Second, renewable energy is the least likely power source to be curtailed in response to lower electricity demand. Onshore wind and utility-scale solar boast some of the lowest operating costs in many regions, primarily because they don't require fuel.
NextEra Energy (NYSE:NEE) produces more energy from the wind and sun than any other company on the planet. Its power generation subsidiary, NextEra Energy Resources, is one of the largest capital investors in the United States, and would rank seventh among countries by installed wind power capacity.

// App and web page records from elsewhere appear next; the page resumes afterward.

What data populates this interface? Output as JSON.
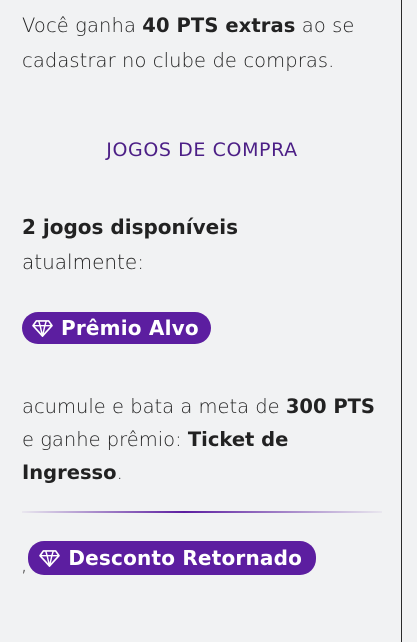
{
  "intro": {
    "part1": "Você ganha ",
    "bold": "40 PTS extras",
    "part2": " ao se cadastrar no clube de compras."
  },
  "section_title": "JOGOS DE COMPRA",
  "games": {
    "count_label": "2 jogos disponíveis",
    "suffix": "atualmente:"
  },
  "game1": {
    "icon": "gem-icon",
    "label": "Prêmio Alvo",
    "desc_part1": "acumule e bata a meta de ",
    "desc_bold1": "300 PTS",
    "desc_part2": " e ganhe prêmio: ",
    "desc_bold2": "Ticket de Ingresso",
    "desc_part3": "."
  },
  "separator": ",",
  "game2": {
    "icon": "gem-icon",
    "label": "Desconto Retornado"
  },
  "colors": {
    "accent": "#5c1ea0",
    "title": "#4c1f86",
    "background": "#f1f2f3"
  }
}
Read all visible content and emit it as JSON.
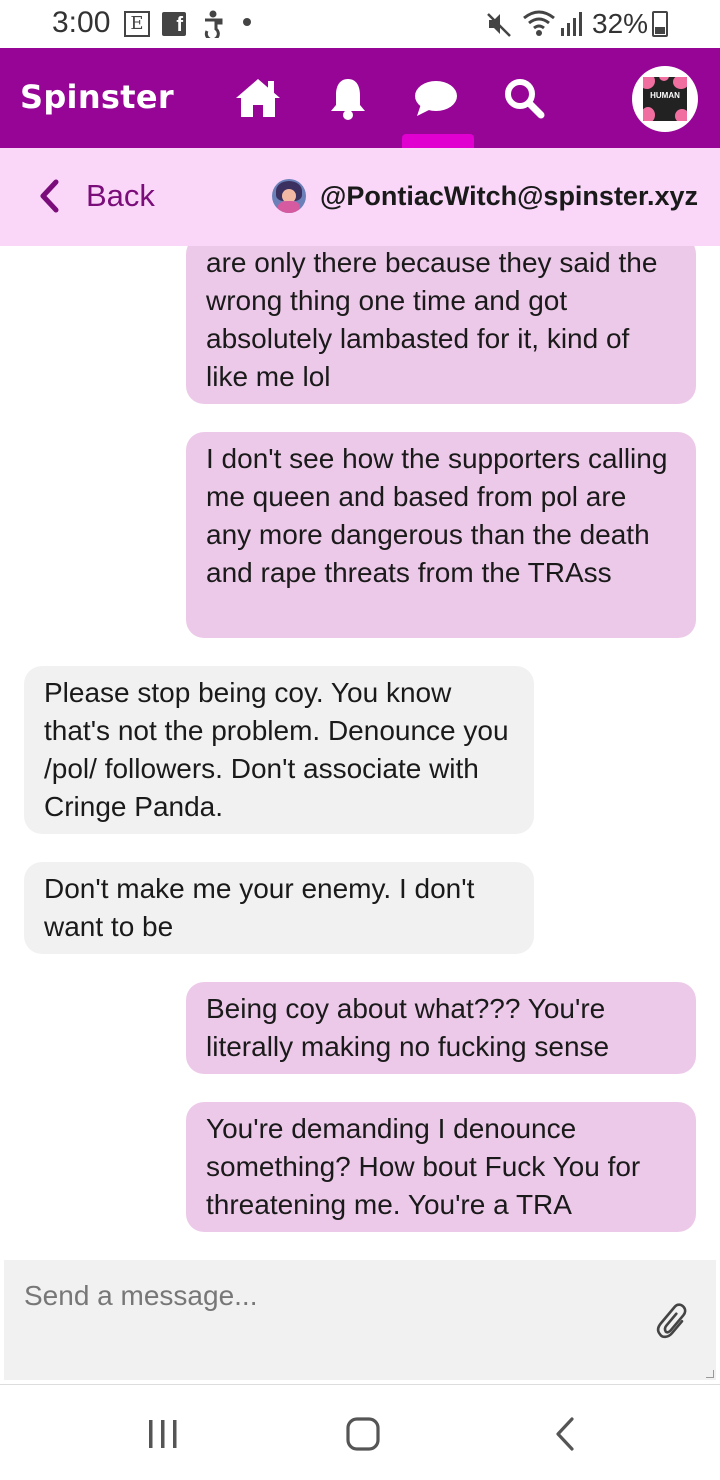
{
  "status_bar": {
    "time": "3:00",
    "icons": [
      "e-notification-icon",
      "facebook-icon",
      "accessibility-icon",
      "dot-icon",
      "mute-icon",
      "wifi-icon",
      "signal-icon",
      "battery-icon"
    ],
    "e_glyph": "E",
    "f_glyph": "f",
    "battery": "32%",
    "battery_level": 0.32
  },
  "navbar": {
    "brand": "Spinster",
    "background": "#960596",
    "accent": "#e000d0",
    "items": [
      {
        "name": "home-icon"
      },
      {
        "name": "bell-icon"
      },
      {
        "name": "chat-icon",
        "active": true
      },
      {
        "name": "search-icon"
      }
    ],
    "avatar_text": "HUMAN"
  },
  "conversation_header": {
    "back_label": "Back",
    "peer_handle": "@PontiacWitch@spinster.xyz",
    "background": "#fad7f9"
  },
  "messages": [
    {
      "direction": "out",
      "text": "are only there because they said the wrong thing one time and got absolutely lambasted for it, kind of like me lol"
    },
    {
      "direction": "out",
      "text": "I don't see how the supporters calling me queen and based from pol are any more dangerous than the death and rape threats from the TRAss"
    },
    {
      "direction": "in",
      "text": "Please stop being coy. You know that's not the problem.  Denounce you /pol/ followers. Don't associate with Cringe Panda."
    },
    {
      "direction": "in",
      "text": "Don't make me your enemy. I don't want to be"
    },
    {
      "direction": "out",
      "text": "Being coy about what??? You're literally making no fucking sense"
    },
    {
      "direction": "out",
      "text": "You're demanding I denounce something? How bout Fuck You for threatening me. You're a TRA"
    }
  ],
  "composer": {
    "placeholder": "Send a message...",
    "value": ""
  },
  "colors": {
    "outgoing_bubble": "#edc9e9",
    "incoming_bubble": "#f1f1f1"
  }
}
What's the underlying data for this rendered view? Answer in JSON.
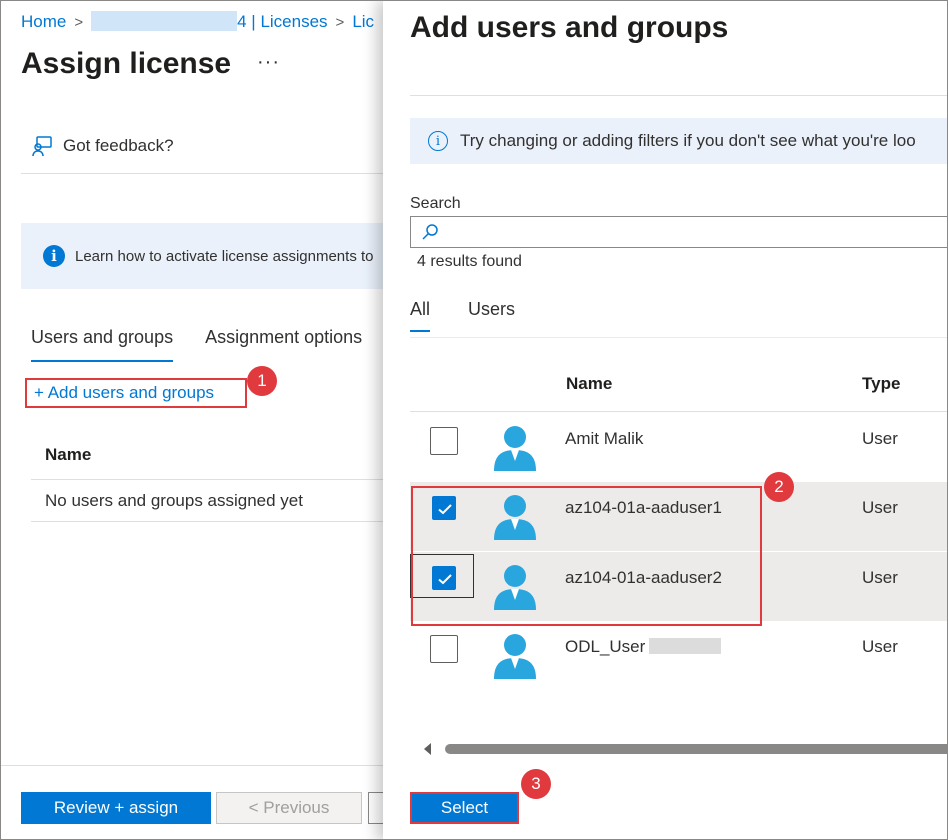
{
  "breadcrumb": {
    "home": "Home",
    "current_suffix": "4 | Licenses",
    "next": "Lic"
  },
  "left_blade": {
    "title": "Assign license",
    "more": "···",
    "feedback": "Got feedback?",
    "info_text": "Learn how to activate license assignments to",
    "tabs": [
      "Users and groups",
      "Assignment options"
    ],
    "add_link": "+ Add users and groups",
    "table_header": "Name",
    "empty_text": "No users and groups assigned yet",
    "buttons": {
      "review": "Review + assign",
      "previous": "< Previous"
    }
  },
  "panel": {
    "title": "Add users and groups",
    "info_text": "Try changing or adding filters if you don't see what you're loo",
    "search_label": "Search",
    "search_value": "",
    "results": "4 results found",
    "tabs": [
      "All",
      "Users"
    ],
    "columns": {
      "name": "Name",
      "type": "Type"
    },
    "rows": [
      {
        "name": "Amit Malik",
        "type": "User",
        "checked": false
      },
      {
        "name": "az104-01a-aaduser1",
        "type": "User",
        "checked": true
      },
      {
        "name": "az104-01a-aaduser2",
        "type": "User",
        "checked": true
      },
      {
        "name": "ODL_User",
        "type": "User",
        "checked": false
      }
    ],
    "select_button": "Select"
  },
  "annotations": {
    "step1": "1",
    "step2": "2",
    "step3": "3"
  },
  "colors": {
    "accent": "#0078d4",
    "annotation": "#e0393e",
    "selected_row": "#edebe9"
  },
  "icons": [
    "chevron-right-icon",
    "feedback-icon",
    "info-icon",
    "search-icon",
    "user-avatar-icon",
    "checkmark-icon",
    "scroll-left-icon"
  ]
}
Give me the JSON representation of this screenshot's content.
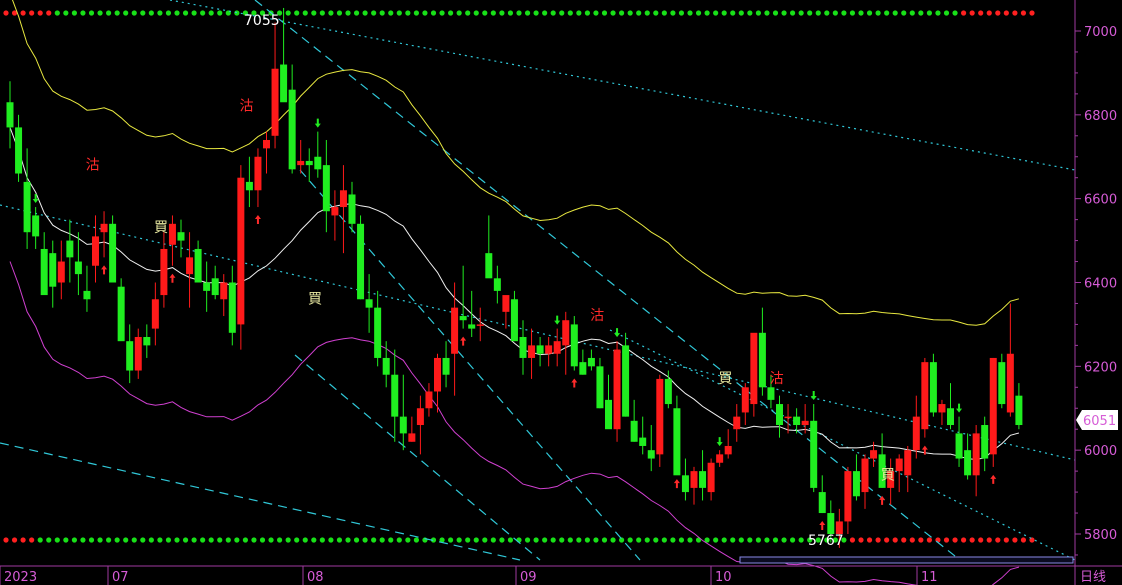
{
  "chart_data": {
    "type": "candlestick",
    "yaxis": {
      "ticks": [
        7000,
        6800,
        6600,
        6400,
        6200,
        6000,
        5800
      ],
      "range": [
        5745,
        7075
      ]
    },
    "xaxis": {
      "labels": [
        "2023",
        "07",
        "08",
        "09",
        "10",
        "11",
        "日线"
      ]
    },
    "current_price": 6051,
    "high_label": "7055",
    "low_label": "5767",
    "colors": {
      "up": "#ff1a1a",
      "down": "#20ee20",
      "ma_long": "#e8e840",
      "ma_mid": "#f0f0f0",
      "ma_low": "#d040d0",
      "trend": "#30c8d8",
      "background": "#000000",
      "axis": "#d65cd6"
    },
    "candles": [
      [
        6830,
        6880,
        6720,
        6770
      ],
      [
        6770,
        6800,
        6640,
        6660
      ],
      [
        6640,
        6720,
        6480,
        6520
      ],
      [
        6560,
        6580,
        6480,
        6510
      ],
      [
        6480,
        6520,
        6380,
        6370
      ],
      [
        6470,
        6500,
        6340,
        6390
      ],
      [
        6400,
        6500,
        6360,
        6450
      ],
      [
        6500,
        6550,
        6400,
        6460
      ],
      [
        6450,
        6520,
        6370,
        6420
      ],
      [
        6380,
        6440,
        6330,
        6360
      ],
      [
        6440,
        6560,
        6400,
        6510
      ],
      [
        6520,
        6570,
        6460,
        6540
      ],
      [
        6540,
        6560,
        6420,
        6400
      ],
      [
        6390,
        6410,
        6280,
        6260
      ],
      [
        6260,
        6300,
        6160,
        6190
      ],
      [
        6190,
        6290,
        6170,
        6270
      ],
      [
        6270,
        6300,
        6220,
        6250
      ],
      [
        6290,
        6400,
        6250,
        6360
      ],
      [
        6370,
        6520,
        6340,
        6480
      ],
      [
        6490,
        6560,
        6440,
        6540
      ],
      [
        6520,
        6550,
        6460,
        6500
      ],
      [
        6420,
        6520,
        6340,
        6460
      ],
      [
        6480,
        6500,
        6400,
        6400
      ],
      [
        6400,
        6450,
        6330,
        6380
      ],
      [
        6410,
        6440,
        6360,
        6370
      ],
      [
        6360,
        6420,
        6320,
        6400
      ],
      [
        6400,
        6440,
        6250,
        6280
      ],
      [
        6300,
        6680,
        6240,
        6650
      ],
      [
        6640,
        6700,
        6580,
        6620
      ],
      [
        6620,
        6720,
        6580,
        6700
      ],
      [
        6720,
        6760,
        6660,
        6740
      ],
      [
        6750,
        7020,
        6720,
        6910
      ],
      [
        6920,
        7055,
        6860,
        6830
      ],
      [
        6860,
        6920,
        6660,
        6670
      ],
      [
        6680,
        6740,
        6660,
        6690
      ],
      [
        6690,
        6720,
        6640,
        6680
      ],
      [
        6700,
        6760,
        6650,
        6670
      ],
      [
        6680,
        6740,
        6520,
        6570
      ],
      [
        6560,
        6620,
        6500,
        6580
      ],
      [
        6580,
        6680,
        6470,
        6620
      ],
      [
        6610,
        6640,
        6520,
        6540
      ],
      [
        6540,
        6560,
        6360,
        6360
      ],
      [
        6360,
        6420,
        6280,
        6340
      ],
      [
        6340,
        6380,
        6200,
        6220
      ],
      [
        6220,
        6260,
        6150,
        6180
      ],
      [
        6180,
        6240,
        6020,
        6080
      ],
      [
        6080,
        6180,
        6000,
        6040
      ],
      [
        6020,
        6080,
        6020,
        6040
      ],
      [
        6060,
        6130,
        5990,
        6100
      ],
      [
        6100,
        6160,
        6080,
        6140
      ],
      [
        6140,
        6230,
        6090,
        6220
      ],
      [
        6220,
        6260,
        6150,
        6180
      ],
      [
        6230,
        6400,
        6130,
        6340
      ],
      [
        6320,
        6440,
        6290,
        6310
      ],
      [
        6300,
        6380,
        6270,
        6290
      ],
      [
        6300,
        6340,
        6260,
        6300
      ],
      [
        6470,
        6560,
        6430,
        6410
      ],
      [
        6410,
        6440,
        6350,
        6380
      ],
      [
        6330,
        6360,
        6290,
        6370
      ],
      [
        6360,
        6380,
        6260,
        6260
      ],
      [
        6270,
        6310,
        6180,
        6220
      ],
      [
        6220,
        6290,
        6170,
        6250
      ],
      [
        6250,
        6270,
        6200,
        6230
      ],
      [
        6230,
        6270,
        6200,
        6250
      ],
      [
        6230,
        6290,
        6200,
        6260
      ],
      [
        6250,
        6330,
        6180,
        6310
      ],
      [
        6300,
        6320,
        6190,
        6200
      ],
      [
        6210,
        6240,
        6180,
        6180
      ],
      [
        6220,
        6240,
        6190,
        6200
      ],
      [
        6200,
        6220,
        6100,
        6100
      ],
      [
        6120,
        6180,
        6060,
        6050
      ],
      [
        6050,
        6260,
        6020,
        6240
      ],
      [
        6250,
        6280,
        6080,
        6080
      ],
      [
        6070,
        6120,
        6020,
        6020
      ],
      [
        6030,
        6080,
        5990,
        6010
      ],
      [
        6000,
        6060,
        5950,
        5980
      ],
      [
        5990,
        6180,
        5960,
        6170
      ],
      [
        6170,
        6190,
        6100,
        6110
      ],
      [
        6100,
        6130,
        5950,
        5940
      ],
      [
        5940,
        5980,
        5880,
        5900
      ],
      [
        5910,
        5960,
        5870,
        5950
      ],
      [
        5950,
        6000,
        5880,
        5910
      ],
      [
        5900,
        5980,
        5880,
        5970
      ],
      [
        5970,
        6000,
        5960,
        5990
      ],
      [
        5990,
        6050,
        5980,
        6010
      ],
      [
        6050,
        6110,
        6020,
        6080
      ],
      [
        6090,
        6160,
        6060,
        6150
      ],
      [
        6110,
        6240,
        6080,
        6280
      ],
      [
        6280,
        6340,
        6130,
        6150
      ],
      [
        6150,
        6180,
        6100,
        6120
      ],
      [
        6110,
        6130,
        6030,
        6060
      ],
      [
        6080,
        6110,
        6040,
        6080
      ],
      [
        6080,
        6100,
        6040,
        6060
      ],
      [
        6060,
        6110,
        6040,
        6070
      ],
      [
        6070,
        6110,
        5900,
        5910
      ],
      [
        5900,
        5940,
        5850,
        5850
      ],
      [
        5850,
        5880,
        5780,
        5800
      ],
      [
        5800,
        5860,
        5767,
        5830
      ],
      [
        5830,
        5960,
        5800,
        5950
      ],
      [
        5950,
        5990,
        5880,
        5890
      ],
      [
        5900,
        5990,
        5860,
        5980
      ],
      [
        5980,
        6020,
        5960,
        6000
      ],
      [
        5990,
        6040,
        5910,
        5910
      ],
      [
        5910,
        5980,
        5870,
        5950
      ],
      [
        5950,
        5990,
        5900,
        5980
      ],
      [
        5940,
        6010,
        5900,
        6000
      ],
      [
        6000,
        6130,
        5980,
        6080
      ],
      [
        6050,
        6220,
        6030,
        6210
      ],
      [
        6210,
        6230,
        6080,
        6090
      ],
      [
        6090,
        6120,
        6060,
        6110
      ],
      [
        6100,
        6160,
        6050,
        6060
      ],
      [
        6040,
        6080,
        5960,
        5980
      ],
      [
        6000,
        6040,
        5930,
        5940
      ],
      [
        5940,
        6060,
        5890,
        6040
      ],
      [
        6060,
        6080,
        5950,
        5980
      ],
      [
        5990,
        6220,
        5960,
        6220
      ],
      [
        6210,
        6230,
        6100,
        6110
      ],
      [
        6090,
        6350,
        6080,
        6230
      ],
      [
        6130,
        6160,
        6050,
        6060
      ]
    ],
    "annotations": [
      {
        "text": "沽",
        "index": 3,
        "price": 6670,
        "color": "#ff2a2a"
      },
      {
        "text": "沽",
        "index": 21,
        "price": 6810,
        "color": "#ff2a2a"
      },
      {
        "text": "買",
        "index": 11,
        "price": 6520,
        "color": "#e8e8a0"
      },
      {
        "text": "買",
        "index": 29,
        "price": 6350,
        "color": "#e8e8a0"
      },
      {
        "text": "沽",
        "index": 62,
        "price": 6310,
        "color": "#ff2a2a"
      },
      {
        "text": "買",
        "index": 77,
        "price": 6160,
        "color": "#e8e8a0"
      },
      {
        "text": "沽",
        "index": 83,
        "price": 6160,
        "color": "#ff2a2a"
      },
      {
        "text": "買",
        "index": 96,
        "price": 5930,
        "color": "#e8e8a0"
      }
    ]
  }
}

The renewable energy leader expects onshore wind and utility-scale solar to cost no more than $30 per megawatt-hour and $40 per megawatt-hour, respectively, by around 2024. That would make them the lowest sources of new electricity -- even after factoring in energy storage costs. Wind and solar aren't that inexpensive today, but they're very competitive economically.
Indeed, the EIA projects coal-fired power plants to produce 20% less electricity in 2020 than last year. Natural-gas power plants will see a 1% increase in output, but no-fuel-required renewable energy sources will grow 11%. That bodes well for electric utilities and power generators like Xcel Energy and NextEra Energy that are heavily reliant on renewable energy. Of course, investors shouldn't expect them to be completely insulated from negative impacts of the coronavirus pandemic, but it could go a long way to mitigating risks.
Investors should prepare for a bad year ahead
The stock market might be surprisingly resilient now, but that could change when companies begin reporting first-quarter 2020 operating results in the coming weeks. Businesses may not have been severely impacted in the first three months of the year, especially considering stay-at-home orders didn't go into effect until mid-March. But expectations for weak electricity demand suggests investors shouldn't be surprised if companies issue weak second-quarter and full-year 2020 guidance.
As for energy investors, the power sector is projected to have a relatively bad year. That said, renewable energy is expected to have a banner year of production, while stealing record market share from coal and making gains on natural gas. Investors shouldn't expect renewable energy to be completely spared from the coming economic downturn, but it could become a relative safe haven.